Pardee also indicated he is pleased with the increased production of his wide receivers and the overall passing game, particularly the eight-yard-per-pass average.The running game had an off night, but Pardee attributed that to the Colt's defense. "They always play the run well," he said. "But we still won the football game.
And while the Redskins continued to pick up nagging penalties - there were eight against the Colts for losses of 75 yards - Pardee said, "At least we cut down on the holding. We only had two called, and that's not too bad.
"In the fourth quarter, in a clutch situation where we couldn't afford penalties, we didn't get any, and that's a good sign."
The Redskins also managed to escape the Colt game with no serious injuries. Casualties included Dan Nugent (bruised heel), Jim Mandich (sprained ankle), Jean Fugett (bruised shoulder and knee) and Dennis Johnson (dislocated finger). All should be available for the Falcons.

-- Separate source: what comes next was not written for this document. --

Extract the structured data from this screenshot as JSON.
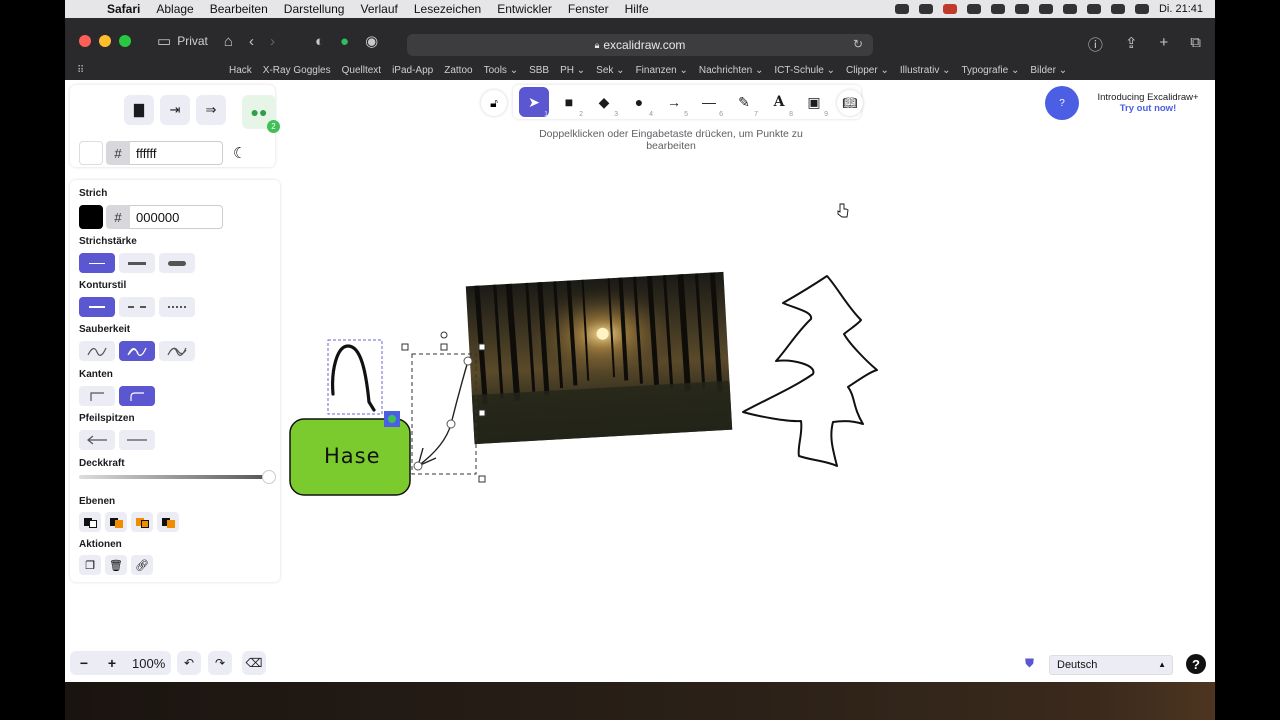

Pardde said he planned to meet again over the weekend with running back Calvin Hill. The two met for two hours in Baltimore Friday and Pardee said, "I sensed he still wanted to play when he left at first, and I still sense the same thing. He's still bothered by some things and I don't know if that will change or not. Whichever way it goes, he's a great individual.
The Redskins have today off before a busy Monday. They will be honored at the annual welcome-home luncheon at the Sheraton-Park tomorrow at noon and will practice later in the afternoon.